July 09, 2013

Hardwood FloorsAfter years of experience, interior designers learn what works best in decorating. Among their tricks of the trade is the use of odd numbers - three fabric patterns or five grouped photos, for instance. Typically, the result is a classic look similar to that found in antique furnishings or beautiful hardwood flooring like Anderson's Bryson Strip collection.

The theory is that odd numbers of items simply look better than an even count, which usually has a very formal appeal. That's fine in some settings, but in many rooms within an average family's home, a more casual atmosphere is better. Three is a manageable number that produces a finished result for a room design without overpowering the overall decorating scheme.

Patterns and prints recommends choosing fabrics in a well-coordinated mix of color, pattern and texture for soft furnishings, including upholstery, window treatments and pillows. To strike the right balance, one large-scale pattern may be offset by two smaller designs or a solid that serves as the anchor color. Using all the same size patterns causes each one to overpower the others.

However, home decorators should be aware that decorating with smaller patterns can be deceiving, because they sometimes become indistinct from a distance. Stepping away from the pattern to get the full view presents a clearer picture of how it will look.

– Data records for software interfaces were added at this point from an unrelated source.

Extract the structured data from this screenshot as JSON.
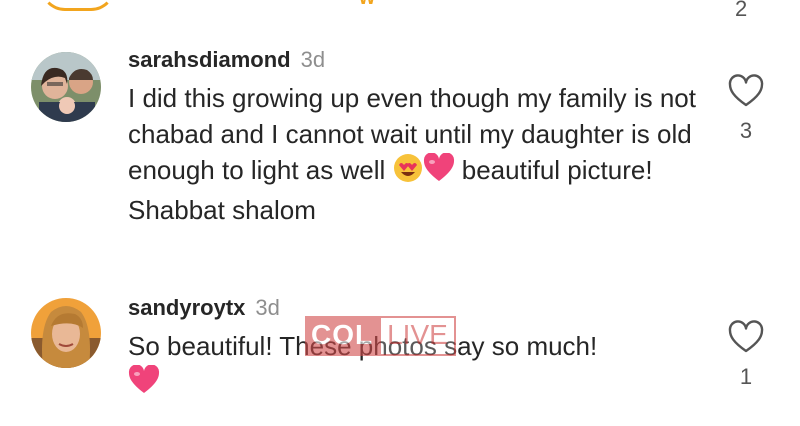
{
  "top_partial": {
    "like_count": "2"
  },
  "comments": [
    {
      "username": "sarahsdiamond",
      "time": "3d",
      "text_before": "I did this growing up even though my family is not chabad and I cannot wait until my daughter is old enough to light as well",
      "text_after": "beautiful picture! Shabbat shalom",
      "emojis": [
        "heart-eyes-emoji",
        "pink-heart-emoji"
      ],
      "like_count": "3"
    },
    {
      "username": "sandyroytx",
      "time": "3d",
      "text_before": "So beautiful! These photos say so much!",
      "text_after": "",
      "emojis": [
        "pink-heart-emoji"
      ],
      "like_count": "1"
    }
  ],
  "watermark": {
    "part1": "COL",
    "part2": "LIVE"
  },
  "colors": {
    "heart": "#f0437a",
    "meta_gray": "#8e8e8e",
    "watermark": "#d24b4b",
    "accent": "#f2a51e"
  }
}
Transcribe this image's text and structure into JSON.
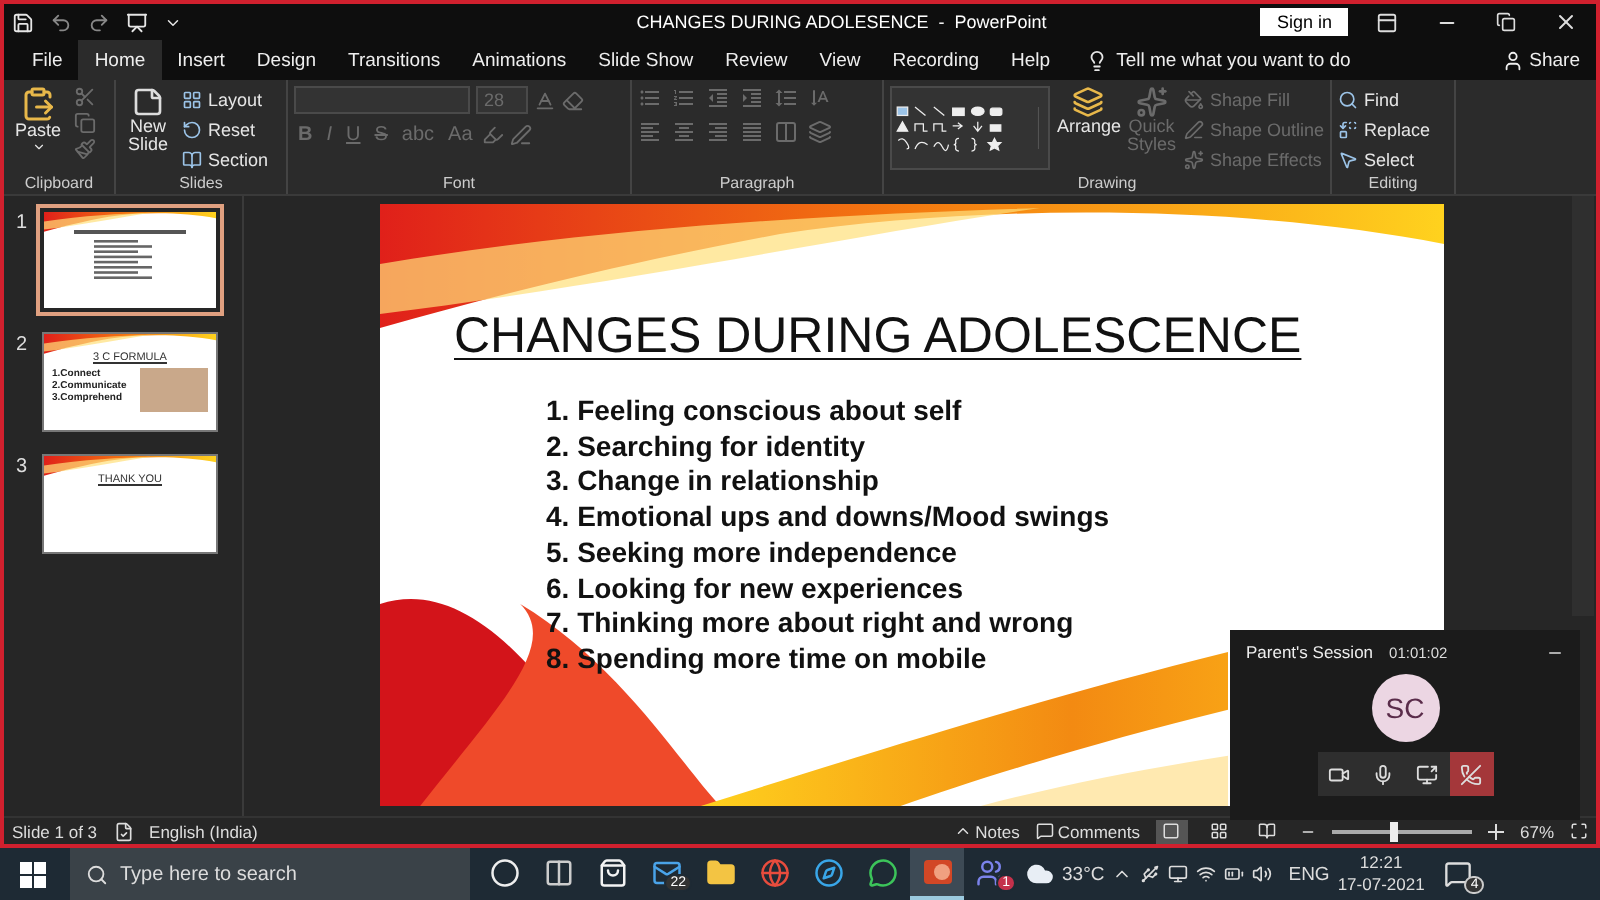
{
  "window": {
    "title": "CHANGES DURING ADOLESENCE  -  PowerPoint",
    "sign_in": "Sign in"
  },
  "tabs": [
    {
      "label": "File",
      "selected": false
    },
    {
      "label": "Home",
      "selected": true
    },
    {
      "label": "Insert",
      "selected": false
    },
    {
      "label": "Design",
      "selected": false
    },
    {
      "label": "Transitions",
      "selected": false
    },
    {
      "label": "Animations",
      "selected": false
    },
    {
      "label": "Slide Show",
      "selected": false
    },
    {
      "label": "Review",
      "selected": false
    },
    {
      "label": "View",
      "selected": false
    },
    {
      "label": "Recording",
      "selected": false
    },
    {
      "label": "Help",
      "selected": false
    }
  ],
  "tell_me": "Tell me what you want to do",
  "share": "Share",
  "ribbon": {
    "clipboard": {
      "label": "Clipboard",
      "paste": "Paste"
    },
    "slides": {
      "label": "Slides",
      "new_slide": "New Slide",
      "items": [
        "Layout",
        "Reset",
        "Section"
      ]
    },
    "font": {
      "label": "Font",
      "size": "28",
      "styles": [
        "B",
        "I",
        "U",
        "S",
        "abc"
      ],
      "case": "Aa",
      "disabled": true
    },
    "paragraph": {
      "label": "Paragraph",
      "disabled": true
    },
    "drawing": {
      "label": "Drawing",
      "arrange": "Arrange",
      "quick_styles": {
        "label": "Quick Styles",
        "disabled": true
      },
      "items": [
        {
          "label": "Shape Fill",
          "disabled": true
        },
        {
          "label": "Shape Outline",
          "disabled": true
        },
        {
          "label": "Shape Effects",
          "disabled": true
        }
      ]
    },
    "editing": {
      "label": "Editing",
      "items": [
        "Find",
        "Replace",
        "Select"
      ]
    }
  },
  "thumbnails": [
    {
      "number": "1",
      "selected": true,
      "kind": "lines"
    },
    {
      "number": "2",
      "selected": false,
      "kind": "list",
      "title": "3 C FORMULA",
      "items": [
        "1.Connect",
        "2.Communicate",
        "3.Comprehend"
      ]
    },
    {
      "number": "3",
      "selected": false,
      "kind": "title",
      "title": "THANK YOU"
    }
  ],
  "slide": {
    "title": "CHANGES DURING ADOLESCENCE",
    "items": [
      "1. Feeling conscious about self",
      "2. Searching for identity",
      "3. Change in relationship",
      "4. Emotional ups and downs/Mood swings",
      "5. Seeking more independence",
      "6. Looking for new experiences",
      "7. Thinking more about right and wrong",
      "8. Spending more time on mobile"
    ]
  },
  "call": {
    "title": "Parent's Session",
    "duration": "01:01:02",
    "initials": "SC"
  },
  "status_bar": {
    "slide": "Slide 1 of 3",
    "language": "English (India)",
    "notes": "Notes",
    "comments": "Comments",
    "views": [
      {
        "selected": true
      },
      {
        "selected": false
      },
      {
        "selected": false
      }
    ],
    "zoom": {
      "level": 0.45
    },
    "zoom_label": "67%"
  },
  "taskbar": {
    "search_placeholder": "Type here to search",
    "apps": [
      {
        "kind": "circle",
        "active": false
      },
      {
        "kind": "taskview",
        "active": false
      },
      {
        "kind": "store",
        "active": false
      },
      {
        "kind": "mail",
        "active": false,
        "badge": "22"
      },
      {
        "kind": "folder",
        "active": false
      },
      {
        "kind": "globe",
        "active": false
      },
      {
        "kind": "compass",
        "active": false
      },
      {
        "kind": "chat",
        "active": false
      },
      {
        "kind": "slides",
        "active": true
      },
      {
        "kind": "team",
        "active": false,
        "badge": "1"
      }
    ],
    "weather": "33°C",
    "language": "ENG",
    "time": "12:21",
    "date": "17-07-2021",
    "notifications": "4"
  }
}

Varying the tone and textures of fabrics is also important. In a selection of three fabrics, one should be light in color, another medium in tone and the third should be dark. There should always be a mix of smooth and rough-textured materials as well.

Consider the effect of lighting in a room, which can give an entirely different cast to a particular color during the day than it would at night. In addition, any embellishments such as beading or sequins provide a unique texture that should be factored into the final choices.

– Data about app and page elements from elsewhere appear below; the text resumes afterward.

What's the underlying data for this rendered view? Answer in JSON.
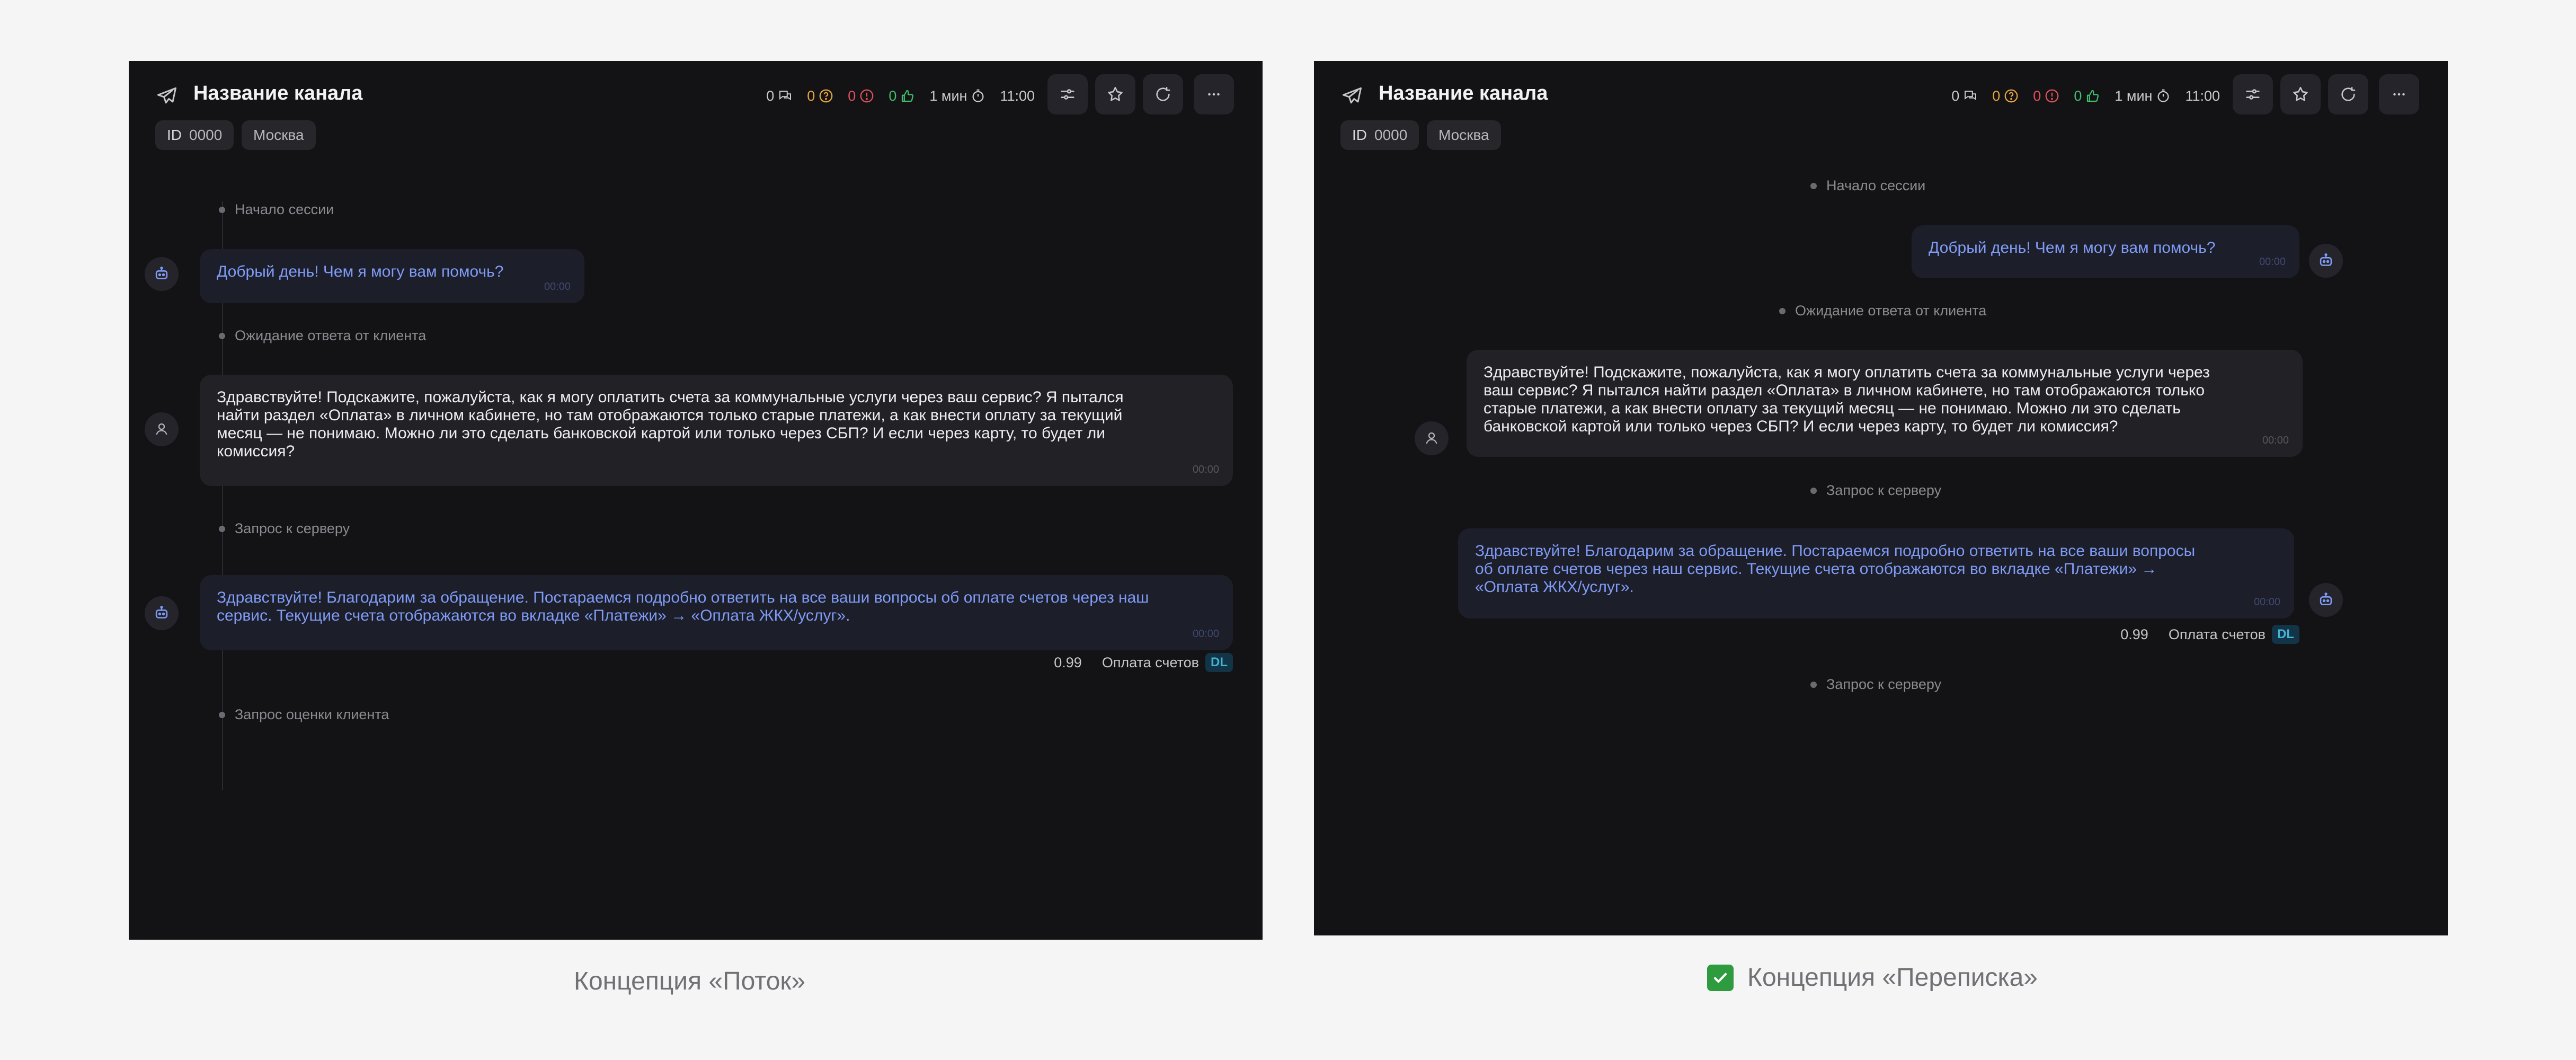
{
  "left": {
    "channel_title": "Название канала",
    "id_label": "ID",
    "id_value": "0000",
    "city": "Москва",
    "stats": {
      "messages": "0",
      "questions": "0",
      "alerts": "0",
      "likes": "0",
      "duration": "1 мин",
      "time": "11:00"
    },
    "events": {
      "session_start": "Начало сессии",
      "waiting": "Ожидание ответа от клиента",
      "server_request": "Запрос к серверу",
      "rating_request": "Запрос оценки клиента"
    },
    "messages": {
      "bot_greeting": "Добрый день! Чем я могу вам помочь?",
      "bot_greeting_time": "00:00",
      "user_question": "Здравствуйте! Подскажите, пожалуйста, как я могу оплатить счета за коммунальные услуги через ваш сервис? Я пытался найти раздел «Оплата» в личном кабинете, но там отображаются только старые платежи, а как внести оплату за текущий месяц — не понимаю. Можно ли это сделать банковской картой или только через СБП? И если через карту, то будет ли комиссия?",
      "user_question_time": "00:00",
      "bot_answer": "Здравствуйте! Благодарим за обращение. Постараемся подробно ответить на все ваши вопросы об оплате счетов через наш сервис. Текущие счета отображаются во вкладке «Платежи» → «Оплата ЖКХ/услуг».",
      "bot_answer_time": "00:00"
    },
    "meta": {
      "score": "0.99",
      "intent": "Оплата счетов",
      "badge": "DL"
    },
    "caption": "Концепция «Поток»"
  },
  "right": {
    "channel_title": "Название канала",
    "id_label": "ID",
    "id_value": "0000",
    "city": "Москва",
    "stats": {
      "messages": "0",
      "questions": "0",
      "alerts": "0",
      "likes": "0",
      "duration": "1 мин",
      "time": "11:00"
    },
    "events": {
      "session_start": "Начало сессии",
      "waiting": "Ожидание ответа от клиента",
      "server_request": "Запрос к серверу",
      "server_request_2": "Запрос к серверу"
    },
    "messages": {
      "bot_greeting": "Добрый день! Чем я могу вам помочь?",
      "bot_greeting_time": "00:00",
      "user_question": "Здравствуйте! Подскажите, пожалуйста, как я могу оплатить счета за коммунальные услуги через ваш сервис? Я пытался найти раздел «Оплата» в личном кабинете, но там отображаются только старые платежи, а как внести оплату за текущий месяц — не понимаю. Можно ли это сделать банковской картой или только через СБП? И если через карту, то будет ли комиссия?",
      "user_question_time": "00:00",
      "bot_answer": "Здравствуйте! Благодарим за обращение. Постараемся подробно ответить на все ваши вопросы об оплате счетов через наш сервис. Текущие счета отображаются во вкладке «Платежи» → «Оплата ЖКХ/услуг».",
      "bot_answer_time": "00:00"
    },
    "meta": {
      "score": "0.99",
      "intent": "Оплата счетов",
      "badge": "DL"
    },
    "caption": "Концепция «Переписка»"
  },
  "colors": {
    "panel_bg": "#131316",
    "bot_text": "#7f9bf5",
    "accent_green": "#2e9b3e",
    "badge_text": "#43b3d6"
  }
}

Arrangements for accent
Accent pieces and accessories will have greater aesthetic appeal if they are displayed in staggered heights and shapes. Indoor greenery may be arranged according to this premise by selecting a variety of plants in different sizes and types. Leaving some space between each plant - or items displayed on a shelf - prevents the look from being too cluttered.

Displaying items in an odd number can be done as easily on shelves, in a free-standing curio case or on a coffee table between chairs and a sofa.